(The Center Square) – Wisconsin’s largest business group says Gov. Tony Evers’ planned PFAS chemical lawsuit is nothing more than a political stunt.
Wisconsin Manufacturers & Commerce said the governor is way off base in announcing he will sue to punish companies for years of what he called PFAS pollution.
“They want to sue businesses for the past use of compounds for which no standards have been set under either state or federal law,” WMC’s Kurt Bauer said.
PFAS chemicals, or forever chemicals as they are also known, are in everything from Teflon, to waxes and paints, to food packaging materials. PFAS chemicals are also used in firefighting foam. That is where they are most common, and where Gov. Evers has focused his pursuit.
Bauer said the governor is trying to make a political point, while ignoring the reality of how businesses have been trying to work with environmentalists across Wisconsin.
“The business community has worked cooperatively with policymakers and regulators to address concerns stemming from the use and testing of firefighting foam containing PFAS chemicals.” Bauer added. “[This] action doesn’t recognize the sincere attempts by businesses to collaborate with governmental entities on the complexity of PFAS-related issues.”
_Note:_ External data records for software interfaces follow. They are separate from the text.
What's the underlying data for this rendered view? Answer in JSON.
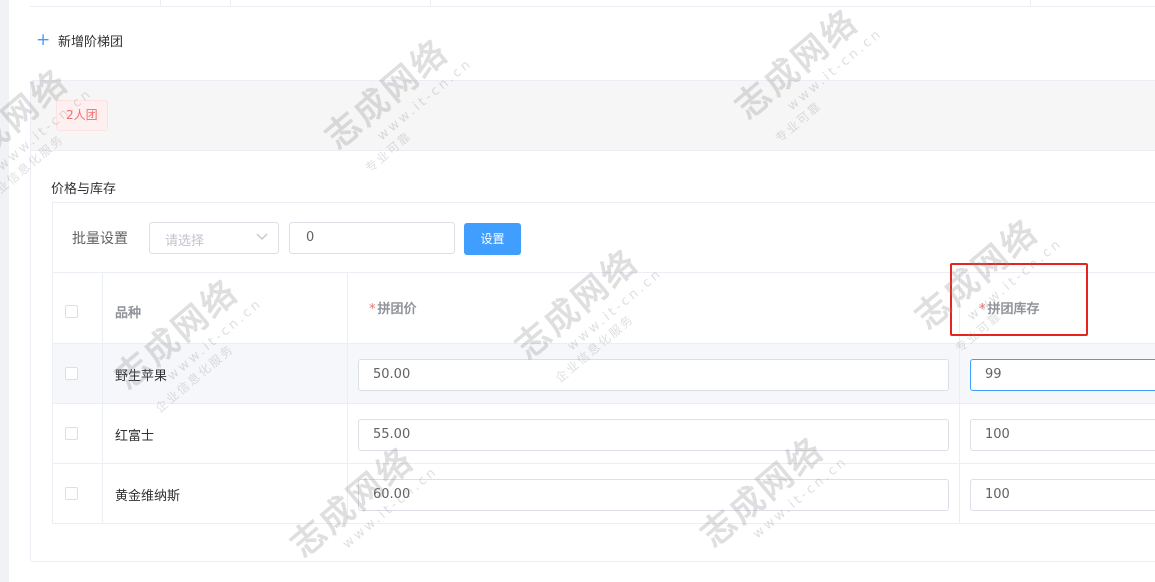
{
  "toolbar": {
    "add_group_label": "新增阶梯团",
    "add_icon_glyph": "+"
  },
  "group": {
    "tag_label": "2人团"
  },
  "section": {
    "title": "价格与库存"
  },
  "batch": {
    "label": "批量设置",
    "select_placeholder": "请选择",
    "value": "0",
    "set_button": "设置"
  },
  "table": {
    "columns": {
      "variety": "品种",
      "group_price": "拼团价",
      "group_stock": "拼团库存",
      "required_mark": "*"
    },
    "rows": [
      {
        "variety": "野生苹果",
        "price": "50.00",
        "stock": "99"
      },
      {
        "variety": "红富士",
        "price": "55.00",
        "stock": "100"
      },
      {
        "variety": "黄金维纳斯",
        "price": "60.00",
        "stock": "100"
      }
    ]
  },
  "watermark": {
    "brand": "志成网络",
    "url": "www.it-cn.cn",
    "tagline": "专业可靠",
    "sub": "企业信息化服务"
  },
  "colors": {
    "primary": "#409eff",
    "danger": "#f56c6c",
    "highlight_box": "#e6231d"
  }
}
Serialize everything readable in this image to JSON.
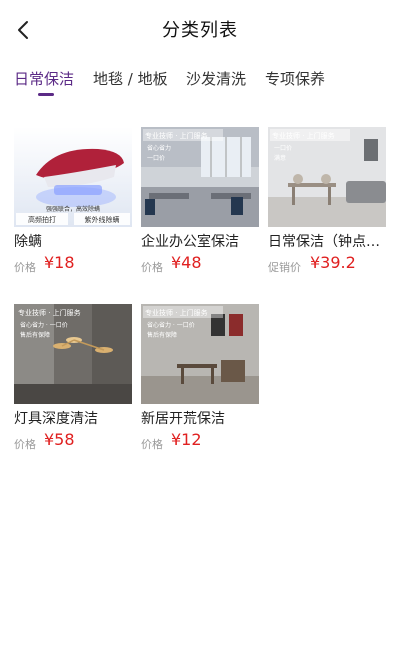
{
  "header": {
    "title": "分类列表",
    "back_icon": "chevron-left-icon"
  },
  "tabs": [
    {
      "label": "日常保洁",
      "active": true
    },
    {
      "label": "地毯 / 地板",
      "active": false
    },
    {
      "label": "沙发清洗",
      "active": false
    },
    {
      "label": "专项保养",
      "active": false
    }
  ],
  "colors": {
    "accent": "#5b2a86",
    "price": "#e02020",
    "muted": "#999999"
  },
  "items": [
    {
      "name": "除螨",
      "price_label": "价格",
      "price": "¥18",
      "image_text": {
        "badge_left": "高频拍打",
        "badge_right": "紫外线除螨",
        "caption": "强强联合，高效除螨"
      }
    },
    {
      "name": "企业办公室保洁",
      "price_label": "价格",
      "price": "¥48",
      "image_text": {
        "banner": "专业技师 · 上门服务",
        "line1": "省心省力",
        "line2": "一口价"
      }
    },
    {
      "name": "日常保洁（钟点工）",
      "price_label": "促销价",
      "price": "¥39.2",
      "image_text": {
        "banner": "专业技师 · 上门服务",
        "line1": "一口价",
        "line2": "满意"
      }
    },
    {
      "name": "灯具深度清洁",
      "price_label": "价格",
      "price": "¥58",
      "image_text": {
        "banner": "专业技师 · 上门服务",
        "line1": "省心省力 · 一口价",
        "line2": "售后有保障"
      }
    },
    {
      "name": "新居开荒保洁",
      "price_label": "价格",
      "price": "¥12",
      "image_text": {
        "banner": "专业技师 · 上门服务",
        "line1": "省心省力 · 一口价",
        "line2": "售后有保障"
      }
    }
  ]
}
Environmental groups, on the other hand, are thrilled with the governor's decision.
The group Clean Wisconsin says Gov. Evers needs to sue, blaming state lawmakers for not going along with the governor’s earlier requests to implement new PFAS standards into state law.
“Against legislative inaction and limiting any PFAS protections at the behest of industry and PFAS-users, this action finally provides accountability and prioritizes public health,” Clean Wisconsin director of government relations Carly Michiels said. “Industry and heavy PFAS-users cannot continue to drive the narrative to protect their own pocketbooks, forgetting those most harmed by their actions.”
Gov. Evers’ office says the state is monitoring 50 sites for PFAS contamination or pollution across the state.
There is no federally mandated PFAS threshold, meaning there is no EPA required level for what constitutes pollution or contamination. The EPA does recommend that PFAS levels be under 70 ppt (parts per trillion) in water samples.
Gov. Evers is recommending 20 ppt, or almost four times lower than what the federal government recommends.
Bauer and the WMC said on Friday tht “the Evers Administration seems dead set on disparaging Wisconsin employers regardless of whether there is an actual health risk associated with certain PFAS compounds.”